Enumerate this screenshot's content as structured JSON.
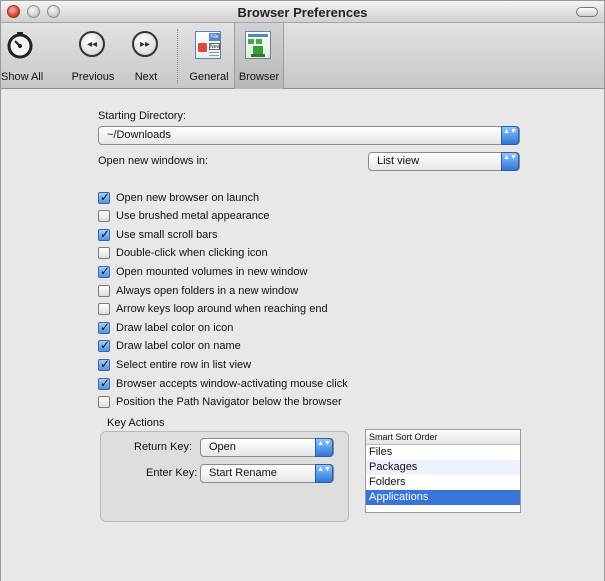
{
  "window": {
    "title": "Browser Preferences"
  },
  "toolbar": {
    "items": [
      {
        "label": "Show All",
        "icon": "show-all-icon"
      },
      {
        "label": "Previous",
        "icon": "previous-icon"
      },
      {
        "label": "Next",
        "icon": "next-icon"
      },
      {
        "label": "General",
        "icon": "general-prefs-icon",
        "icon_text_top": "File",
        "icon_text_mid": "New"
      },
      {
        "label": "Browser",
        "icon": "browser-prefs-icon"
      }
    ],
    "selected": "Browser",
    "prev_glyph": "◂◂",
    "next_glyph": "▸▸"
  },
  "starting_directory": {
    "label": "Starting Directory:",
    "value": "~/Downloads"
  },
  "open_new_windows": {
    "label": "Open new windows in:",
    "value": "List view"
  },
  "options": [
    {
      "label": "Open new browser on launch",
      "checked": true
    },
    {
      "label": "Use brushed metal appearance",
      "checked": false
    },
    {
      "label": "Use small scroll bars",
      "checked": true
    },
    {
      "label": "Double-click when clicking icon",
      "checked": false
    },
    {
      "label": "Open mounted volumes in new window",
      "checked": true
    },
    {
      "label": "Always open folders in a new window",
      "checked": false
    },
    {
      "label": "Arrow keys loop around when reaching end",
      "checked": false
    },
    {
      "label": "Draw label color on icon",
      "checked": true
    },
    {
      "label": "Draw label color on name",
      "checked": true
    },
    {
      "label": "Select entire row in list view",
      "checked": true
    },
    {
      "label": "Browser accepts window-activating mouse click",
      "checked": true
    },
    {
      "label": "Position the Path Navigator below the browser",
      "checked": false
    }
  ],
  "key_actions": {
    "title": "Key Actions",
    "return_key": {
      "label": "Return Key:",
      "value": "Open"
    },
    "enter_key": {
      "label": "Enter Key:",
      "value": "Start Rename"
    }
  },
  "smart_sort": {
    "header": "Smart Sort Order",
    "items": [
      "Files",
      "Packages",
      "Folders",
      "Applications"
    ],
    "selected": "Applications"
  },
  "popup_arrow_glyph": "▲▼",
  "colors": {
    "selection": "#3875d7",
    "accent": "#4f92e4",
    "window_bg": "#e8e8e8"
  }
}
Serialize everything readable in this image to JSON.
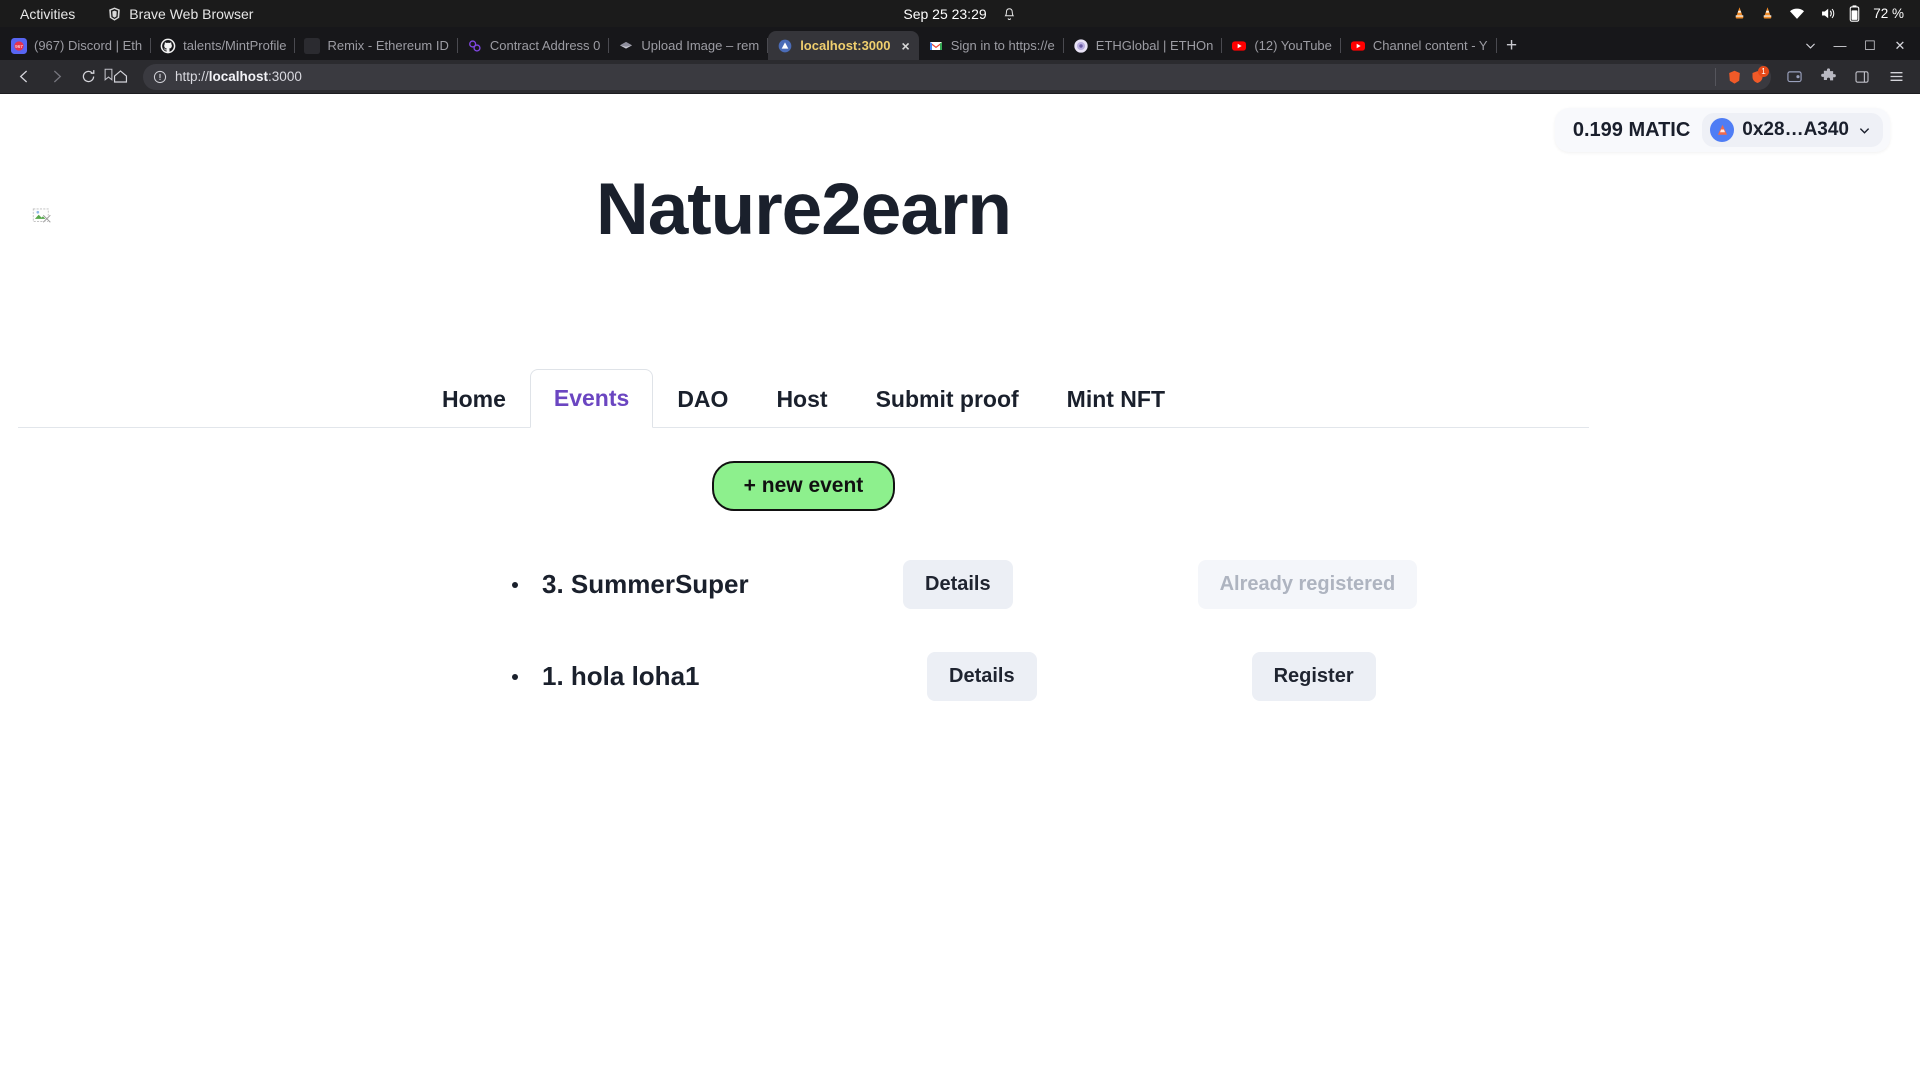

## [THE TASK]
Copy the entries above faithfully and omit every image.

## [RESPONSE AREA]
Enumerate this screenshot's content as structured JSON.
{
  "window": {
    "title": "Browser Preferences"
  },
  "toolbar": {
    "items": [
      {
        "label": "Show All",
        "icon": "show-all-icon"
      },
      {
        "label": "Previous",
        "icon": "previous-icon"
      },
      {
        "label": "Next",
        "icon": "next-icon"
      },
      {
        "label": "General",
        "icon": "general-prefs-icon",
        "icon_text_top": "File",
        "icon_text_mid": "New"
      },
      {
        "label": "Browser",
        "icon": "browser-prefs-icon"
      }
    ],
    "selected": "Browser",
    "prev_glyph": "◂◂",
    "next_glyph": "▸▸"
  },
  "starting_directory": {
    "label": "Starting Directory:",
    "value": "~/Downloads"
  },
  "open_new_windows": {
    "label": "Open new windows in:",
    "value": "List view"
  },
  "options": [
    {
      "label": "Open new browser on launch",
      "checked": true
    },
    {
      "label": "Use brushed metal appearance",
      "checked": false
    },
    {
      "label": "Use small scroll bars",
      "checked": true
    },
    {
      "label": "Double-click when clicking icon",
      "checked": false
    },
    {
      "label": "Open mounted volumes in new window",
      "checked": true
    },
    {
      "label": "Always open folders in a new window",
      "checked": false
    },
    {
      "label": "Arrow keys loop around when reaching end",
      "checked": false
    },
    {
      "label": "Draw label color on icon",
      "checked": true
    },
    {
      "label": "Draw label color on name",
      "checked": true
    },
    {
      "label": "Select entire row in list view",
      "checked": true
    },
    {
      "label": "Browser accepts window-activating mouse click",
      "checked": true
    },
    {
      "label": "Position the Path Navigator below the browser",
      "checked": false
    }
  ],
  "key_actions": {
    "title": "Key Actions",
    "return_key": {
      "label": "Return Key:",
      "value": "Open"
    },
    "enter_key": {
      "label": "Enter Key:",
      "value": "Start Rename"
    }
  },
  "smart_sort": {
    "header": "Smart Sort Order",
    "items": [
      "Files",
      "Packages",
      "Folders",
      "Applications"
    ],
    "selected": "Applications"
  },
  "popup_arrow_glyph": "▲▼",
  "colors": {
    "selection": "#3875d7",
    "accent": "#4f92e4",
    "window_bg": "#e8e8e8"
  }
}
Serialize everything readable in this image to JSON.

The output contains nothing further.